##### DATA RECORDS #####
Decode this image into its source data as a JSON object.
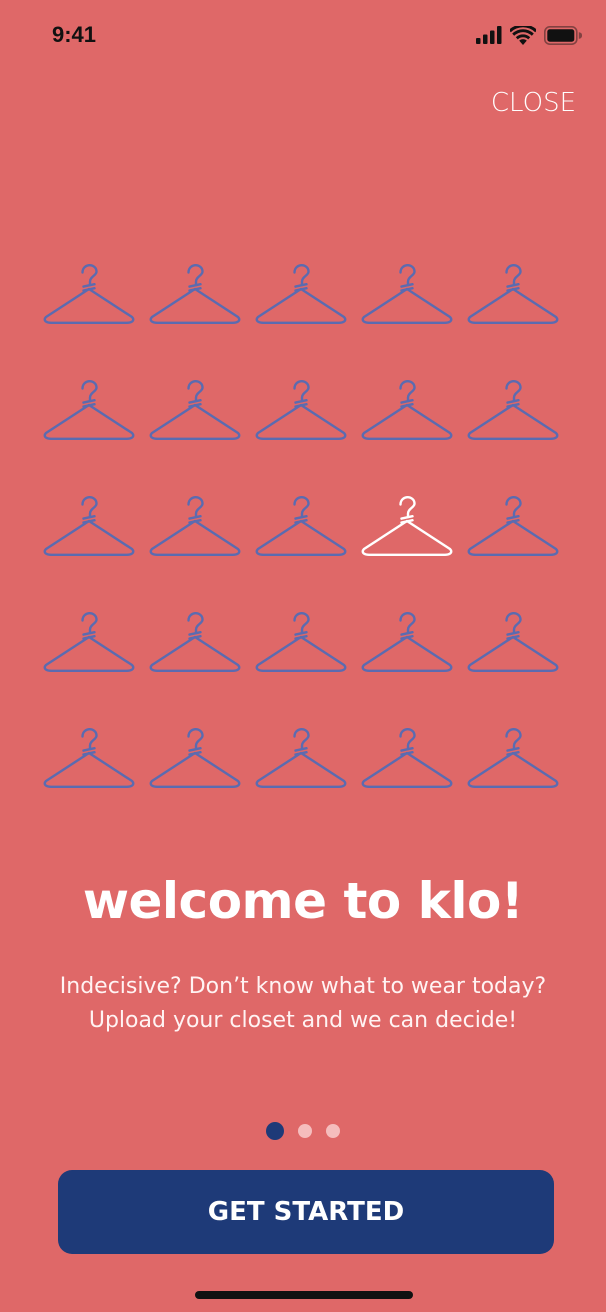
{
  "status_bar": {
    "time": "9:41",
    "icons": [
      "cellular-signal-icon",
      "wifi-icon",
      "battery-icon"
    ]
  },
  "header": {
    "close_label": "CLOSE"
  },
  "hanger_grid": {
    "rows": 5,
    "cols": 5,
    "highlighted_row": 3,
    "highlighted_col": 4,
    "hanger_color": "#5b6bb0",
    "highlight_color": "#ffffff",
    "icon": "hanger-icon"
  },
  "welcome": {
    "title": "welcome to klo!",
    "subtitle_line1": "Indecisive? Don’t know what to wear today?",
    "subtitle_line2": "Upload your closet and we can decide!"
  },
  "pagination": {
    "total": 3,
    "current": 1
  },
  "cta": {
    "label": "GET STARTED"
  },
  "colors": {
    "background": "#df6868",
    "primary": "#1e3a78",
    "dot_inactive": "#f5bdbd"
  }
}
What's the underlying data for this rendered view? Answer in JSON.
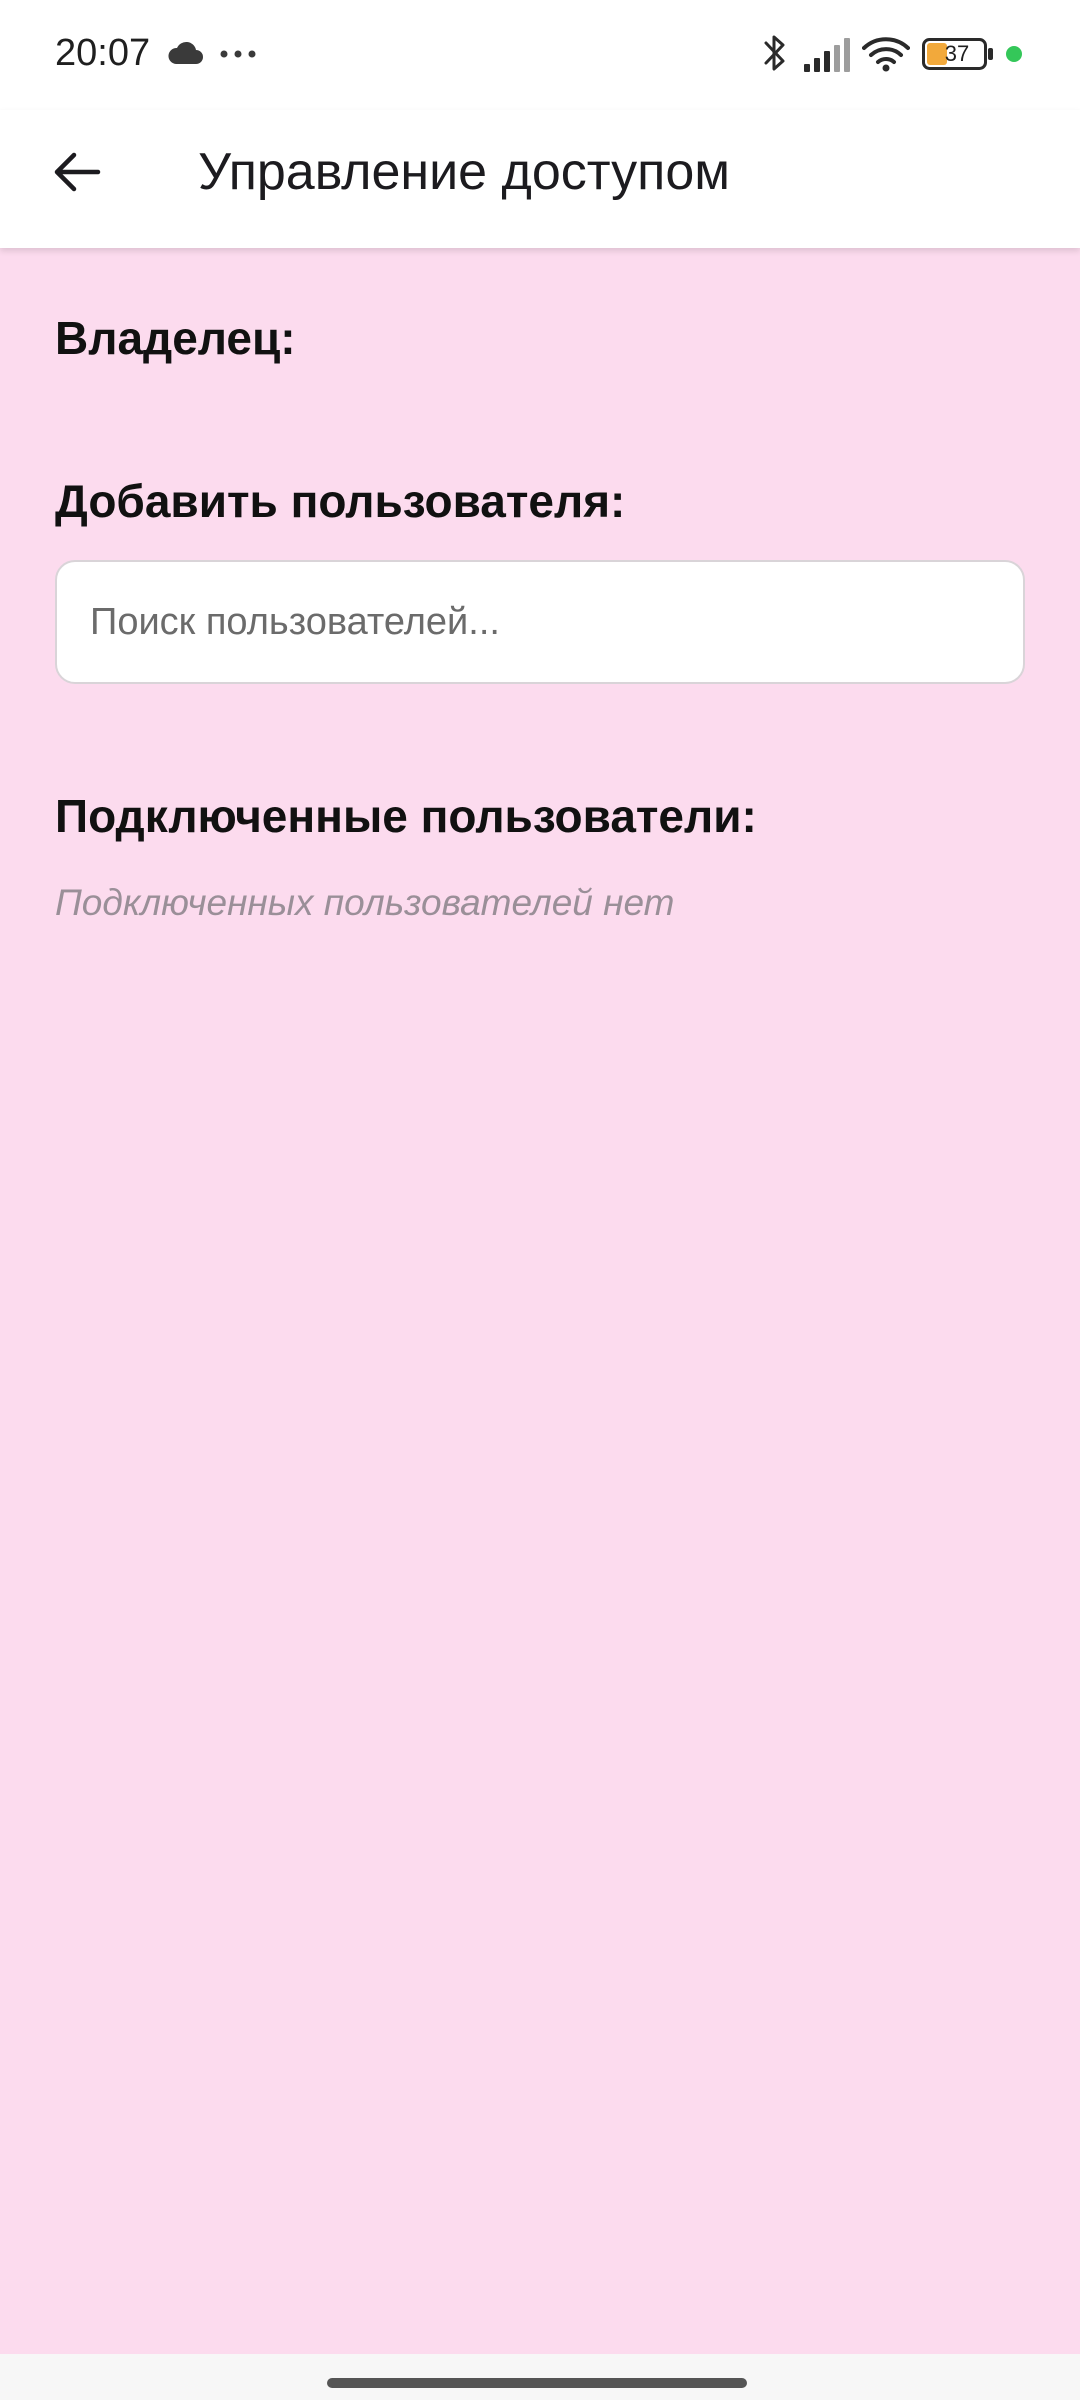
{
  "status_bar": {
    "time": "20:07",
    "battery_level": "37",
    "icons": [
      "cloud-icon",
      "more-icon",
      "bluetooth-icon",
      "signal-icon",
      "wifi-icon",
      "battery-icon"
    ]
  },
  "app_bar": {
    "back_icon": "arrow-back-icon",
    "title": "Управление доступом"
  },
  "sections": {
    "owner_label": "Владелец:",
    "add_user_label": "Добавить пользователя:",
    "search": {
      "placeholder": "Поиск пользователей...",
      "value": ""
    },
    "connected_label": "Подключенные пользователи:",
    "connected_empty": "Подключенных пользователей нет"
  },
  "colors": {
    "content_background": "#fcdbee",
    "app_bar_background": "#ffffff",
    "battery_fill": "#f2a93b",
    "privacy_dot": "#34c759",
    "muted_text": "#9a8f98"
  }
}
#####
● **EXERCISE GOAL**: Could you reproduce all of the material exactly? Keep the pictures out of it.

● **TASK ANSWER**:
Decode this image into its source data as a JSON object.
{
  "status_bar": {
    "time": "9:41",
    "icons": [
      "cellular-signal-icon",
      "wifi-icon",
      "battery-icon"
    ]
  },
  "header": {
    "close_label": "CLOSE"
  },
  "hanger_grid": {
    "rows": 5,
    "cols": 5,
    "highlighted_row": 3,
    "highlighted_col": 4,
    "hanger_color": "#5b6bb0",
    "highlight_color": "#ffffff",
    "icon": "hanger-icon"
  },
  "welcome": {
    "title": "welcome to klo!",
    "subtitle_line1": "Indecisive? Don’t know what to wear today?",
    "subtitle_line2": "Upload your closet and we can decide!"
  },
  "pagination": {
    "total": 3,
    "current": 1
  },
  "cta": {
    "label": "GET STARTED"
  },
  "colors": {
    "background": "#df6868",
    "primary": "#1e3a78",
    "dot_inactive": "#f5bdbd"
  }
}
What's the underlying data for this rendered view? Answer in JSON.
{
  "status_bar": {
    "time": "20:07",
    "battery_level": "37",
    "icons": [
      "cloud-icon",
      "more-icon",
      "bluetooth-icon",
      "signal-icon",
      "wifi-icon",
      "battery-icon"
    ]
  },
  "app_bar": {
    "back_icon": "arrow-back-icon",
    "title": "Управление доступом"
  },
  "sections": {
    "owner_label": "Владелец:",
    "add_user_label": "Добавить пользователя:",
    "search": {
      "placeholder": "Поиск пользователей...",
      "value": ""
    },
    "connected_label": "Подключенные пользователи:",
    "connected_empty": "Подключенных пользователей нет"
  },
  "colors": {
    "content_background": "#fcdbee",
    "app_bar_background": "#ffffff",
    "battery_fill": "#f2a93b",
    "privacy_dot": "#34c759",
    "muted_text": "#9a8f98"
  }
}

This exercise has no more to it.